Could you copy every line in the listing below that has the word "sera"?

▶ Data records
----------------
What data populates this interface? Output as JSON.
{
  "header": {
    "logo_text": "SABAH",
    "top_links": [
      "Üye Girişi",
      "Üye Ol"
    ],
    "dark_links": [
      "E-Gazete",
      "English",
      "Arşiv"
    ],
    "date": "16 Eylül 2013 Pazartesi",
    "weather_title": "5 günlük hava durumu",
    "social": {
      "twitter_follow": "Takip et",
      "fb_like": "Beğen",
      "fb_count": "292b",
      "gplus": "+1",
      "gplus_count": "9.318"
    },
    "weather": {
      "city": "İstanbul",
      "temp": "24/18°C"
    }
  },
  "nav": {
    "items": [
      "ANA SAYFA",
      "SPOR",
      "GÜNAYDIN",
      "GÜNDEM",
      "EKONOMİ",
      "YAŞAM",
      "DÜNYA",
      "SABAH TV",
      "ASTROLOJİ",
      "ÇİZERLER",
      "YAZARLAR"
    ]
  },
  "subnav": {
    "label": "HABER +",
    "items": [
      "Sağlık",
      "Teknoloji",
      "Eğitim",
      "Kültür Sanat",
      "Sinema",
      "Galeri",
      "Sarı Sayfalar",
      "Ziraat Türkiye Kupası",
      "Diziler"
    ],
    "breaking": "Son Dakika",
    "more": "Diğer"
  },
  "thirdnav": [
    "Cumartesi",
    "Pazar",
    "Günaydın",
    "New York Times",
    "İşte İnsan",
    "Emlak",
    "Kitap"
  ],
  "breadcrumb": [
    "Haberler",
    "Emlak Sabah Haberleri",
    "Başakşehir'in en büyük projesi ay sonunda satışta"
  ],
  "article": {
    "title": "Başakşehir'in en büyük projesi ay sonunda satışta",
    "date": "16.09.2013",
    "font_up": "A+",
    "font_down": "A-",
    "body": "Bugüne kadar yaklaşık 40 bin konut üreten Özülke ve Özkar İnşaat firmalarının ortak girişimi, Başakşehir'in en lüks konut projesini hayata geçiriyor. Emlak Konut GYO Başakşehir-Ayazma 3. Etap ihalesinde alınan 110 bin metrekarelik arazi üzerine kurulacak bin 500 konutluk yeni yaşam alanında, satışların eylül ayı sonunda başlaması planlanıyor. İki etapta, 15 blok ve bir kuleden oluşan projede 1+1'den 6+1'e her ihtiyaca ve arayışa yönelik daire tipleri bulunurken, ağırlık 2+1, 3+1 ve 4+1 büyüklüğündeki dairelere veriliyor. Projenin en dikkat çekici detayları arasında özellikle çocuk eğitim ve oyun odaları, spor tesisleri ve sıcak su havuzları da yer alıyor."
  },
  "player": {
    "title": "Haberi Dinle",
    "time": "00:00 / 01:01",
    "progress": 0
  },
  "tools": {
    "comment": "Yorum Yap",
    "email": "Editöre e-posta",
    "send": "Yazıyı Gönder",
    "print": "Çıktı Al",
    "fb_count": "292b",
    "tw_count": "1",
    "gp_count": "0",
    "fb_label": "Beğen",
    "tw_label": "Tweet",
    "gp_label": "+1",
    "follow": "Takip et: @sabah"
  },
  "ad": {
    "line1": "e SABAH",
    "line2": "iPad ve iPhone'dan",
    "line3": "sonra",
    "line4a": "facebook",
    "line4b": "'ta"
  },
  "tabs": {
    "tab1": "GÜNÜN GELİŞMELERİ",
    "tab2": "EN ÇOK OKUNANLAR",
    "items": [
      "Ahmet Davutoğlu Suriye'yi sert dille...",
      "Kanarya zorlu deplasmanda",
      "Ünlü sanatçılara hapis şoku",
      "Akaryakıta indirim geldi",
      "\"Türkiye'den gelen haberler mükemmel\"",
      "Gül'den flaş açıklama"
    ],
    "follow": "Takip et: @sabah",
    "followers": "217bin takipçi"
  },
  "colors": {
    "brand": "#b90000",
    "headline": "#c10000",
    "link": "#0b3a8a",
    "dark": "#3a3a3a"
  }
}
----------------
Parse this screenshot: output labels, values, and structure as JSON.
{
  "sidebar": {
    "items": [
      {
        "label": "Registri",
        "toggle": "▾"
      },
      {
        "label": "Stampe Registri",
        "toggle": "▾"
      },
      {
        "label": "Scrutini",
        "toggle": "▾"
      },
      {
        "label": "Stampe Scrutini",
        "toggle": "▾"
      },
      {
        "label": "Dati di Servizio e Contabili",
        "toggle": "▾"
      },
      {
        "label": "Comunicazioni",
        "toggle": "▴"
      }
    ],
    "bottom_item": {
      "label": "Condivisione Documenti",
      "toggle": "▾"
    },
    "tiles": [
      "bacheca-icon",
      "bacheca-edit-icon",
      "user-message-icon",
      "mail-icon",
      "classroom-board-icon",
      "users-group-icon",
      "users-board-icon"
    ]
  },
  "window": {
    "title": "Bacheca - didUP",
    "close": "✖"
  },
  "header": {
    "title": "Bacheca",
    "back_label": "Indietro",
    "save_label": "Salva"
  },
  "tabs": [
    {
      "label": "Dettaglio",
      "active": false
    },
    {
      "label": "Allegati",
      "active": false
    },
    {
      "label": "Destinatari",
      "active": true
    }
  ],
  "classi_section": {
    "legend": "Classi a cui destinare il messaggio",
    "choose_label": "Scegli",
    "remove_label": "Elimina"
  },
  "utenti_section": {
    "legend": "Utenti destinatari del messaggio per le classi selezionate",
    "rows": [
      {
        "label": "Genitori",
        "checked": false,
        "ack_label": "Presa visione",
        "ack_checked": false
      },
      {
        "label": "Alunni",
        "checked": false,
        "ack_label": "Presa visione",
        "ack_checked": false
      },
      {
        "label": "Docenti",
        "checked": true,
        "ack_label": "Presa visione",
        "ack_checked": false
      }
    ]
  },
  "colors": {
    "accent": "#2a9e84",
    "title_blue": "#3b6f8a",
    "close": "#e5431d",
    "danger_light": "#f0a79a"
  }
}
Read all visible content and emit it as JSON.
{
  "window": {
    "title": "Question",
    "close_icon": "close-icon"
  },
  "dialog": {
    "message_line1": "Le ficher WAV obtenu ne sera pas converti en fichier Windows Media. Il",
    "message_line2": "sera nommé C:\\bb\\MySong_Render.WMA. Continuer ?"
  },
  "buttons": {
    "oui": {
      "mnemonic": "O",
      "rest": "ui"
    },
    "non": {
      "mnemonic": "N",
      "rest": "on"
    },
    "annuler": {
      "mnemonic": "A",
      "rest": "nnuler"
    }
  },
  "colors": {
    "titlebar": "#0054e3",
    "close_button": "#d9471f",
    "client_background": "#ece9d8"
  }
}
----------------
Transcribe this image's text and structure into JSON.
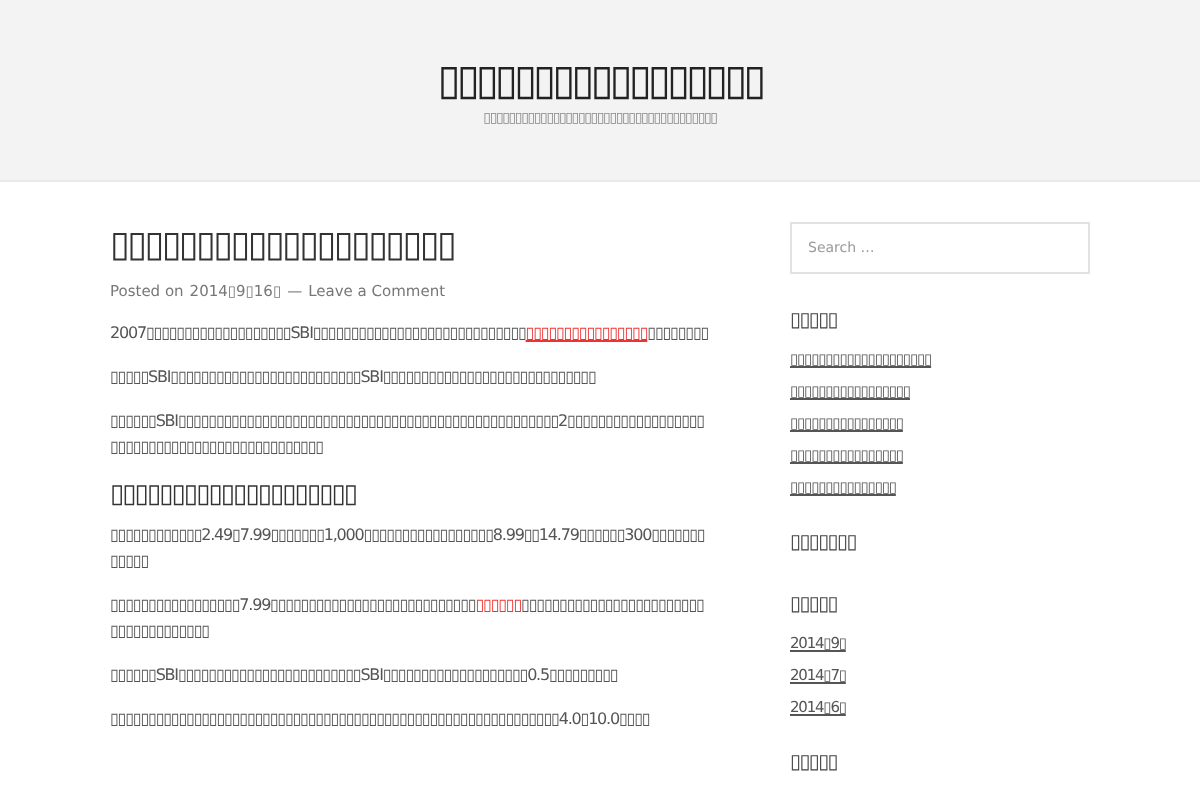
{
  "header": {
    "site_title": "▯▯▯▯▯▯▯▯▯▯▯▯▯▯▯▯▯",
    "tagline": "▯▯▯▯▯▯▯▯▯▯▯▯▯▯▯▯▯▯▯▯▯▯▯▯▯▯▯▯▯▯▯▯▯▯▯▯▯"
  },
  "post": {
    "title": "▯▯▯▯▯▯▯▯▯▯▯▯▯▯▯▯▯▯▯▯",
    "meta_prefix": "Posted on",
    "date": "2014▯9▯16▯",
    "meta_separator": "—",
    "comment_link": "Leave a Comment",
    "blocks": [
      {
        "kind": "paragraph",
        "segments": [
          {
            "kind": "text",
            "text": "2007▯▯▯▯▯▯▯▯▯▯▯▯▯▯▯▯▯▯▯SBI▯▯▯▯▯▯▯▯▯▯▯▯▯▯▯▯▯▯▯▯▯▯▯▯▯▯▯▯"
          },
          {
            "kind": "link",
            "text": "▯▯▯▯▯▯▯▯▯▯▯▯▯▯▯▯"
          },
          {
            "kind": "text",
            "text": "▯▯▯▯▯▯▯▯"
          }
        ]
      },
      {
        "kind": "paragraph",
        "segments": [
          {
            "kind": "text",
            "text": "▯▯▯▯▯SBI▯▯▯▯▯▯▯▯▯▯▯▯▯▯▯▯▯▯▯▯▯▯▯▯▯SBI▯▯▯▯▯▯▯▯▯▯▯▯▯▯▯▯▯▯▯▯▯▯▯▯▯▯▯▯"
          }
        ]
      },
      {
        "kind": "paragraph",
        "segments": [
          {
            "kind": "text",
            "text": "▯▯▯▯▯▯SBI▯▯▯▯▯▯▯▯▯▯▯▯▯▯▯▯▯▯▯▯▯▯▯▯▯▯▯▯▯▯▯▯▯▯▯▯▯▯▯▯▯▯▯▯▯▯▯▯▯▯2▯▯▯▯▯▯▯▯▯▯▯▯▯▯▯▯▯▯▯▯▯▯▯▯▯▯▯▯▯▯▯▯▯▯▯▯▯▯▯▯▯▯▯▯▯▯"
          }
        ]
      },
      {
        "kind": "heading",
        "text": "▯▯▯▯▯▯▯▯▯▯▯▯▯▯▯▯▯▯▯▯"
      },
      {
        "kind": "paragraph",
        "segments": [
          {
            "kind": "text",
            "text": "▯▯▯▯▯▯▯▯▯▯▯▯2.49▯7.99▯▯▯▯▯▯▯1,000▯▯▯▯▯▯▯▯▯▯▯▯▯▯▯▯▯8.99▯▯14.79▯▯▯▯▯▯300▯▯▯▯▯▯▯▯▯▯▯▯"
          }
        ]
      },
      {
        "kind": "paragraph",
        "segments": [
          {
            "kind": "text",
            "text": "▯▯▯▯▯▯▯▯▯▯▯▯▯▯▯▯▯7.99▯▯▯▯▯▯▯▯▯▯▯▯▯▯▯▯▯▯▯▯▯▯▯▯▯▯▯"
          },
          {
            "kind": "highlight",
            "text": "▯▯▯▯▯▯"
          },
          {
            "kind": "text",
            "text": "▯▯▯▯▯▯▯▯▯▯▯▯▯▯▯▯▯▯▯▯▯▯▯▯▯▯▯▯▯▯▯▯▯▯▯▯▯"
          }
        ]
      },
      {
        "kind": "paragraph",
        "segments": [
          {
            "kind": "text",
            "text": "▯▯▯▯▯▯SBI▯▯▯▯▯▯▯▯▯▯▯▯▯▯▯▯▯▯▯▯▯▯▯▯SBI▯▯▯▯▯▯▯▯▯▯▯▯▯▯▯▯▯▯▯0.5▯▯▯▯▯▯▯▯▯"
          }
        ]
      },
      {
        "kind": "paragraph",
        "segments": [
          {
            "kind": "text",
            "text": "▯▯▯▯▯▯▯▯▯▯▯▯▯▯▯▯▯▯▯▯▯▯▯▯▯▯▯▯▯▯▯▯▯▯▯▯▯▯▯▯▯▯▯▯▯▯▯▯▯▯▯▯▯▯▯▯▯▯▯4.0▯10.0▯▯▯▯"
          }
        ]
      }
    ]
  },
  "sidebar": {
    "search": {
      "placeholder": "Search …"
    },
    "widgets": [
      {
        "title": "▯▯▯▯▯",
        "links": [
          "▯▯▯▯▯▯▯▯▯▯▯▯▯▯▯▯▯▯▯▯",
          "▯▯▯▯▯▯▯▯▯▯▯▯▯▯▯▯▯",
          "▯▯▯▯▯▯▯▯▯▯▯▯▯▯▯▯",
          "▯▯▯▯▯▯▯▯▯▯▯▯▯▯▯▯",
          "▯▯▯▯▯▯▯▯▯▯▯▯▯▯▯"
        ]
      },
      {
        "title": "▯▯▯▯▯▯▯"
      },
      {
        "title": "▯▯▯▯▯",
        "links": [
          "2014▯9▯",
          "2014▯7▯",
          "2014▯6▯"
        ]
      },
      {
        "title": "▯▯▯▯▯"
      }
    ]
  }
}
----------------
▶ Written reply
    "message_line1": "Le ficher WAV obtenu ne sera pas converti en fichier Windows Media. Il",
    "message_line2": "sera nommé C:\\bb\\MySong_Render.WMA. Continuer ?"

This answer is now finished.